With more than 20 years of experience in print, web and interactive motion design in studios, agencies and working as a freelancer in France and the UK, within her personal practice Frédérique specialises in creating graphics for social, artistic and cultural facilitation. This has included working on collaborative projects in institutions such as the Louvre, the world's most-visited museum, France’s National Centre of Immigration History, and helping to establish the first digital iteration of Museomix in the UK, an annual international open-source cultural ‘makeathon’ that mixes technical and cultural skills for museums, companies, start-ups, communities and the general public. Most recently, she contributed (with former Plymouth College of Art graphic design lecturers Neil Leonard and Andrew Way) to Bloomsbury’s ‘Web and Digital for Graphic Designers’, a complete overview of designing for the web which is used to teach graphic design at Higher Education institutions around the world.
Frédérique has collaborated on international projects that have exhibited across Europe, the USA, Brazil and China. With BA (Hons) and MA qualifications in Graphic and Interactive Design from ESAD Amiens, alongside experience working as a researcher at ARI (Interactive Research Workshop) at L'École nationale supérieure des Arts Décoratifs (EnsSAD) Paris. Frédérique is currently working toward a PhD about the digital poetry experience.

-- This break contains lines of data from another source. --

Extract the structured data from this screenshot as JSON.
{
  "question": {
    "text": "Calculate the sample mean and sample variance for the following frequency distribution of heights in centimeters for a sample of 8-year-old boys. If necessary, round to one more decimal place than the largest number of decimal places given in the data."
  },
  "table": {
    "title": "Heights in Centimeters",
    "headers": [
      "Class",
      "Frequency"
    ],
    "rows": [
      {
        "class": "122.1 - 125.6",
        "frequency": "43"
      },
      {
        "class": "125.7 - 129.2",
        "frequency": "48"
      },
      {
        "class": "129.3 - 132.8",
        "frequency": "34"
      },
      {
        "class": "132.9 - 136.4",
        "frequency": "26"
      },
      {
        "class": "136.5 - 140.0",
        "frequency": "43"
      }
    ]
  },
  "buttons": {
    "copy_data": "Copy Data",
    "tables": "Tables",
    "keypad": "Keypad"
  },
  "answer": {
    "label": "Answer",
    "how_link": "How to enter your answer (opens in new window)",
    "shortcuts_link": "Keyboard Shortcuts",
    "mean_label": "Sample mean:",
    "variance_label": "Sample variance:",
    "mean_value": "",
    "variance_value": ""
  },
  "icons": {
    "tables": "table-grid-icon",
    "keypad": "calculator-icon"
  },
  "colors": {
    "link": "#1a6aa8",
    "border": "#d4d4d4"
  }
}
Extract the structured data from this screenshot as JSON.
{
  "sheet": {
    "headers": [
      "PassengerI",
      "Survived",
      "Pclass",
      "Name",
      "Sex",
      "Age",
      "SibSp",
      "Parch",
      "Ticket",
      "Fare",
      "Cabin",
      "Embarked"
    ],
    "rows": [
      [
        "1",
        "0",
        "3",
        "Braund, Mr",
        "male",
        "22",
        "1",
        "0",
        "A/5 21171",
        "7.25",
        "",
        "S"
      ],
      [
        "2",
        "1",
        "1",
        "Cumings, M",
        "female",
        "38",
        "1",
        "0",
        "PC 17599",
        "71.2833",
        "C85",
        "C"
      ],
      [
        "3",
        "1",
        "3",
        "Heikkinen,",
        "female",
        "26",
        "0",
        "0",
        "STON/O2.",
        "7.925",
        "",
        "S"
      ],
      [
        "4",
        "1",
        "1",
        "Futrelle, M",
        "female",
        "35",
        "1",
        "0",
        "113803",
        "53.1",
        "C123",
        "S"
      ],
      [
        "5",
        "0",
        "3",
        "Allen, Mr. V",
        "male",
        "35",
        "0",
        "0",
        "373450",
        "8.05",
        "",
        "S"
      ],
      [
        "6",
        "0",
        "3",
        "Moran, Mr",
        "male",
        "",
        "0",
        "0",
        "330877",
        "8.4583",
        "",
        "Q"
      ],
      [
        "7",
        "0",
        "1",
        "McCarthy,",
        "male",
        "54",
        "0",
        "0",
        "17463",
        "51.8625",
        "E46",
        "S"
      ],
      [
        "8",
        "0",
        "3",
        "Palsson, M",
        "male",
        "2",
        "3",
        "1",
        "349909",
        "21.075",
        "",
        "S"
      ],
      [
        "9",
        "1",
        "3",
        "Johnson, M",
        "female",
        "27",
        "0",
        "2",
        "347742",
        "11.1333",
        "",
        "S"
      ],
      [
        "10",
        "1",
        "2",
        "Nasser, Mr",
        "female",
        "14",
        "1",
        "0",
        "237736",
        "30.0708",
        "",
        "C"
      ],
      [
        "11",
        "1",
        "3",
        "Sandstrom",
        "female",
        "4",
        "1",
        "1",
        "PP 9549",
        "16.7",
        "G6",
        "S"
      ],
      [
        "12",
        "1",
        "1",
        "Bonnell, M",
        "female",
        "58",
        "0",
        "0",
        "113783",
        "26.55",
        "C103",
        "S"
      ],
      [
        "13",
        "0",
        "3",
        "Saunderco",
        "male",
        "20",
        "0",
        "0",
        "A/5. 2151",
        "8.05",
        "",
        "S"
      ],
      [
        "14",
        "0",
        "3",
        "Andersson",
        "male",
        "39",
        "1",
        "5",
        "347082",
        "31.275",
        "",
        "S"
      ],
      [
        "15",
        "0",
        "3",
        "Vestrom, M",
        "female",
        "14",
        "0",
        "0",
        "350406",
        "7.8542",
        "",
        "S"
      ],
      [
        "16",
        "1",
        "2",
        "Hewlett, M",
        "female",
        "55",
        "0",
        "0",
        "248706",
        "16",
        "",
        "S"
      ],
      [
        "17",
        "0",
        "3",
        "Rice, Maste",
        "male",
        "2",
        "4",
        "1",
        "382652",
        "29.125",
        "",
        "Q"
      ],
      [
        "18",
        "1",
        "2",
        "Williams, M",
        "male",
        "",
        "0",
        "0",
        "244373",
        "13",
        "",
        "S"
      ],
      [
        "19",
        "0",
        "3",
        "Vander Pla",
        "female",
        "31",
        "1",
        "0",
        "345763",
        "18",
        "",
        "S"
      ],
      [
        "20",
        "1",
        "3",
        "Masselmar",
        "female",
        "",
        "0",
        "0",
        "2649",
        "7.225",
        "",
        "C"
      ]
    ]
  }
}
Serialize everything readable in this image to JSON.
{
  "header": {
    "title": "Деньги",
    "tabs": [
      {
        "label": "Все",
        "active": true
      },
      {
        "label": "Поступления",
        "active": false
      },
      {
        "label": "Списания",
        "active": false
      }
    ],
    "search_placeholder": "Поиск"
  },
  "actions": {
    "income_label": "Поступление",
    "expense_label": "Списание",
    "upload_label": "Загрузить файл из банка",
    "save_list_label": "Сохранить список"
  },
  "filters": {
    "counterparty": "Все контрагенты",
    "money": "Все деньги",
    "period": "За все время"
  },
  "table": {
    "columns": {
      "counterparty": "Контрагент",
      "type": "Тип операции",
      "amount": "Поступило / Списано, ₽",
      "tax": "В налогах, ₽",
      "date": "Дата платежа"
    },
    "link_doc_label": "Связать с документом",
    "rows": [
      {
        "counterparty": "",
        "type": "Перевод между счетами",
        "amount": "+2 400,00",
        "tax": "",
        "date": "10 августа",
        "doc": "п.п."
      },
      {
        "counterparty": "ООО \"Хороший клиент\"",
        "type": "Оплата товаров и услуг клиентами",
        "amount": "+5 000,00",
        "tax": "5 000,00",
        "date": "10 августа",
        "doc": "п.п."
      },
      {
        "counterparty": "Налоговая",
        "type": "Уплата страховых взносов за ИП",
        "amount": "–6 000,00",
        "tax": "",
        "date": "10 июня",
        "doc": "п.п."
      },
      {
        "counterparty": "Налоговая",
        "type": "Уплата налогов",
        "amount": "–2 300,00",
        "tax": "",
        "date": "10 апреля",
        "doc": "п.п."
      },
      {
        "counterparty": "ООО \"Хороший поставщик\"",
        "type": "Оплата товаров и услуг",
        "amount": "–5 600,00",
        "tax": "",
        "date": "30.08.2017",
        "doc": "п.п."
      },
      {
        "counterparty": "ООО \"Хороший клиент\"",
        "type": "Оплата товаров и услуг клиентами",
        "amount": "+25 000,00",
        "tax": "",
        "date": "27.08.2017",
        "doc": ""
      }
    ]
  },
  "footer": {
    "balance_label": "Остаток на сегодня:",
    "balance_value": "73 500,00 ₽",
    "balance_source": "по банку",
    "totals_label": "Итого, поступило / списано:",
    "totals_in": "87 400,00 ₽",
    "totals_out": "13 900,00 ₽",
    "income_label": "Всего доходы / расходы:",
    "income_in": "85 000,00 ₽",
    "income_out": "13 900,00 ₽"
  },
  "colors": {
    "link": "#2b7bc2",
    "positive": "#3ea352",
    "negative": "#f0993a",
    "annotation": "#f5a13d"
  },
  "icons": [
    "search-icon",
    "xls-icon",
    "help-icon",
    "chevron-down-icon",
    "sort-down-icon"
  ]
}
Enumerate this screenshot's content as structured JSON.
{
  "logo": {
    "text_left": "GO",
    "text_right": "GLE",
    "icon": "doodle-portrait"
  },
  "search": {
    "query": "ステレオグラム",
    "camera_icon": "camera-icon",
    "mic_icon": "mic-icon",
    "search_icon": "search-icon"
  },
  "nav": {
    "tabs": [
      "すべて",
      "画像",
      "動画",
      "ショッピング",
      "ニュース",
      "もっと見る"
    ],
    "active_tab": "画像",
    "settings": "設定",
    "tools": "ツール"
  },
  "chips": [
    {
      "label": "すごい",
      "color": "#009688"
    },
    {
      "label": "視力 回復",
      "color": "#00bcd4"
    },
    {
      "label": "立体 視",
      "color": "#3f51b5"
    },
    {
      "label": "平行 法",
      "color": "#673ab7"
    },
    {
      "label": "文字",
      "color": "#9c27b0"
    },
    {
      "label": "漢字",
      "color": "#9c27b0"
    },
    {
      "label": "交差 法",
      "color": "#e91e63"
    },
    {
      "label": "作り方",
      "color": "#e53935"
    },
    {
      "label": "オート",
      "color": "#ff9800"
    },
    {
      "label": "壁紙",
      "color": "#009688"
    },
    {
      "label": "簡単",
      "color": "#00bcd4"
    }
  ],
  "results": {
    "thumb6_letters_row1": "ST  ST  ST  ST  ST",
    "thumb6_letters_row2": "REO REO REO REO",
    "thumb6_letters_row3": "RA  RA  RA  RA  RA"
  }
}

Frederique said: “I’m passionate about the exchange of knowledge. In my personal practice, the projects that have excited me most always come back to this concept. I’ve collaborated multiple times with Ramuntcho Matta, a French producer, sound designer and visual artist. In our work together he’ll come to me with an image or a concept to refine and together we’ll bounce ideas back and forth. This might lead to a series of images, a music video, an interactive website… I enjoy the freedom to help artists to represent their ideas and identities.”
“Equally exciting is the transfer of knowledge that becomes possible when you design for pedagogical purposes, for example working with museums and helping them to increase engagement with their artefacts and make information accessible and inclusive. Working in design gives me a platform to promote cultural curiosity.”
“These are the values that I want to impart on students at Plymouth College of Art. Working as part of a cosmopolitan network of graphic communicators, I want students to see that as graduates they could work in fields such as branding and advertising, but they’ll also have the problem-solving skills to work in so many other areas. From things like scenography and motion graphics, our graduates might go on to design for entertainment, working on music videos, Hollywood film credits and data visualisation, or they might design for the exchange of knowledge, using their specialist skills to transcend cultural and language barriers. By working together in cross-disciplinary, cross-media ways, the fields of graphic communication and graphic design are broader now than they’ve ever been before.”
Peter Barker, Head of Plymouth College of Art’s School of Design + Communication, said: “We are proud to appoint Frédérique to this important post. She brings a depth of intellectual knowledge and her distinguished practice to bear on the leadership of our newly re-launched BA (Hons) Graphic Communication course.”